## Assignment
Tally how many lines in the data hold the word "number", and give the result with no other text.

Data section START

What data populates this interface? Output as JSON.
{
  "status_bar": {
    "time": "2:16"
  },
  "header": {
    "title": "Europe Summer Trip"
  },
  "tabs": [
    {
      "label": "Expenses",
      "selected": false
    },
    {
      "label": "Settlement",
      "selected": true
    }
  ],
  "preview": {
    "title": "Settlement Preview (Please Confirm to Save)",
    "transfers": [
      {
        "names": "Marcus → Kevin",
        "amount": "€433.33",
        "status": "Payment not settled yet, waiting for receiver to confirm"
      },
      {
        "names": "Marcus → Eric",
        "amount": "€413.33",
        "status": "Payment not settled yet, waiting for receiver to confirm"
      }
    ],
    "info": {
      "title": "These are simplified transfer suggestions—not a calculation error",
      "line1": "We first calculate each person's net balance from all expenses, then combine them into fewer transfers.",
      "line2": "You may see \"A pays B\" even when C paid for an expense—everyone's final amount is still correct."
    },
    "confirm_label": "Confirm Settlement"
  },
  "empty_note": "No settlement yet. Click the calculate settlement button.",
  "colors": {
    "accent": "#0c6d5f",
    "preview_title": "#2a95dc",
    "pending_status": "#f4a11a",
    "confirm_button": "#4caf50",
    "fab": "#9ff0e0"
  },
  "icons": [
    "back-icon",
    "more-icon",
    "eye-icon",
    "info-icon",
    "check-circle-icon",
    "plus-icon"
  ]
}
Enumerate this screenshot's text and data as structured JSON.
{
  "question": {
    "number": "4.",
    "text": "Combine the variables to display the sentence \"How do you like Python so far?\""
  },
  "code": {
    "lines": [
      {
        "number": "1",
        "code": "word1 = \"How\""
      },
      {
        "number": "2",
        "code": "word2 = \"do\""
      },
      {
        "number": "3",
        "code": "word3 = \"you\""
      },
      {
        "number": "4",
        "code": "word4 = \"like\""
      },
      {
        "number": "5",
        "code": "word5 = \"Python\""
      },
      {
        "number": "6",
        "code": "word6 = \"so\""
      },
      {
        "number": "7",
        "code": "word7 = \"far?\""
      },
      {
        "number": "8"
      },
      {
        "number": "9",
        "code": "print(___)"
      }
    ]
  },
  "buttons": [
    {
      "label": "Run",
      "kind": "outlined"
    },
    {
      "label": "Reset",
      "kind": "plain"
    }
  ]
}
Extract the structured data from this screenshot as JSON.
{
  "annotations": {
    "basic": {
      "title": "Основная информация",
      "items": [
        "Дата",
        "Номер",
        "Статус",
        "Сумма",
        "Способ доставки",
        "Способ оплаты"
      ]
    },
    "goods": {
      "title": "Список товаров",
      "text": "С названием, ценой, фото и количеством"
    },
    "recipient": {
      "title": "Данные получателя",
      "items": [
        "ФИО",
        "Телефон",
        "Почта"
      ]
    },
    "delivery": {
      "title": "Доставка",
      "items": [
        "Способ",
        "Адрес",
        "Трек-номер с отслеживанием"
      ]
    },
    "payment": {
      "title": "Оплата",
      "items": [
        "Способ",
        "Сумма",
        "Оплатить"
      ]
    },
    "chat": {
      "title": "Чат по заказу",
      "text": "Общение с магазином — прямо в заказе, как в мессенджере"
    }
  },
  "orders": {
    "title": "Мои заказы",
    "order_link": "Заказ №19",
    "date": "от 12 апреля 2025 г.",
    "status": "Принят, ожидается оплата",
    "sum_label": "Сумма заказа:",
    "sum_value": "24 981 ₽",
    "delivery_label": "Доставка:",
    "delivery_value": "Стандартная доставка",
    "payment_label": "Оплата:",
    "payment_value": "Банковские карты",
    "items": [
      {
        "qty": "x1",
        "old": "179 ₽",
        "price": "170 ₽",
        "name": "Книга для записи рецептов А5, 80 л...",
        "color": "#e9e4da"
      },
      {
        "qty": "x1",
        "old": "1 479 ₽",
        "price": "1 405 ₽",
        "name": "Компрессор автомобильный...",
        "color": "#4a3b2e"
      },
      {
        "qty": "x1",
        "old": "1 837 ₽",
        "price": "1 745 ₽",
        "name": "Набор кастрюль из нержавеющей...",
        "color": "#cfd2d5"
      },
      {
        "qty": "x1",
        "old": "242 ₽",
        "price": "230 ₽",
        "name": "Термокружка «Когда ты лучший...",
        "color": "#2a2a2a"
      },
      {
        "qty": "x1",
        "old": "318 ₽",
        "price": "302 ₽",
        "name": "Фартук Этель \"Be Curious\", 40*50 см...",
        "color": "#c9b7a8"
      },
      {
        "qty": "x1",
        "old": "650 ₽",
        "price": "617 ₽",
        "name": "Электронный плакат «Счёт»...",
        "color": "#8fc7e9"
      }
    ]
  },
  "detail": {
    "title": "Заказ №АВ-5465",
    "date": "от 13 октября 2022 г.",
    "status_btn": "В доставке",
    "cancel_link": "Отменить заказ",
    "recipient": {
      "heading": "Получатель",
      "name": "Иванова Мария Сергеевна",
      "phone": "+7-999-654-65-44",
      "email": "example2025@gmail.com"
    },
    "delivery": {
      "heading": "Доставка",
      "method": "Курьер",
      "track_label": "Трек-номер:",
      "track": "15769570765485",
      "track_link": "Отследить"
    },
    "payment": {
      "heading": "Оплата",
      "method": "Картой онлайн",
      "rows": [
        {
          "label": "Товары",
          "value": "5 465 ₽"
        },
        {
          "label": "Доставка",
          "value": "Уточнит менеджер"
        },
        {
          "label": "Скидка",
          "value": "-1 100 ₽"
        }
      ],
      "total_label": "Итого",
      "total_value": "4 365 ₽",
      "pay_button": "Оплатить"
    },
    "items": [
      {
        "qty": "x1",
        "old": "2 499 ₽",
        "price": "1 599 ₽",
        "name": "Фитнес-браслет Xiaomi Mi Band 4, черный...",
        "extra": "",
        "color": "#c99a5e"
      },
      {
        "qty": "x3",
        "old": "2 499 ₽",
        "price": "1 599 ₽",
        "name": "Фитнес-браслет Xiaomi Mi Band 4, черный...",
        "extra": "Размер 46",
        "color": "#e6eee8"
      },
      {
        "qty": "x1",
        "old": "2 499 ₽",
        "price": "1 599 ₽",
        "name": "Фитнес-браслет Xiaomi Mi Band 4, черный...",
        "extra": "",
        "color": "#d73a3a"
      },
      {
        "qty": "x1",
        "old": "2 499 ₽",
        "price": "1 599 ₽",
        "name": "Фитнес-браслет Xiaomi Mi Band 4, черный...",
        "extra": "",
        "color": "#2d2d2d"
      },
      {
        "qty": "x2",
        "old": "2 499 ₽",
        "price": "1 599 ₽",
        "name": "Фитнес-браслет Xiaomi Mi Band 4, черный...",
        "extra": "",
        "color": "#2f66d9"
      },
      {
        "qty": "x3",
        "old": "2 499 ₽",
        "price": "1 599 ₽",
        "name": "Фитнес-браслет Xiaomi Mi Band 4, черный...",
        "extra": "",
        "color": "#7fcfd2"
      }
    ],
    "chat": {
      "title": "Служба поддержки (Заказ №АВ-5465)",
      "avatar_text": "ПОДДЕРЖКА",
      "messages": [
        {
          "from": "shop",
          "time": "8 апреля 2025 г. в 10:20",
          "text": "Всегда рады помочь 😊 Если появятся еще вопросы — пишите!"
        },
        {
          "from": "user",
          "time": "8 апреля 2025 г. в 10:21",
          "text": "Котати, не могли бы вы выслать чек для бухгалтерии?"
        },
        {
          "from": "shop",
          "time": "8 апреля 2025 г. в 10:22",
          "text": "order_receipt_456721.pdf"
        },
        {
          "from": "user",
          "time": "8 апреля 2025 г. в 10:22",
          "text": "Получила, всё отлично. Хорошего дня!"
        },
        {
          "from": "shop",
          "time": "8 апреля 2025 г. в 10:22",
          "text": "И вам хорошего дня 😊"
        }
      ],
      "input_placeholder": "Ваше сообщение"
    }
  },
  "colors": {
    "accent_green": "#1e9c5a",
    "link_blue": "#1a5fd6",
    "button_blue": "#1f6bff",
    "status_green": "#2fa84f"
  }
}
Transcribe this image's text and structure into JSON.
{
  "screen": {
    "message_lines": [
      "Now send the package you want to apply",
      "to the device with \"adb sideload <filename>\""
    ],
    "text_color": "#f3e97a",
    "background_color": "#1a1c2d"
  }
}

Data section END

## Answer area
10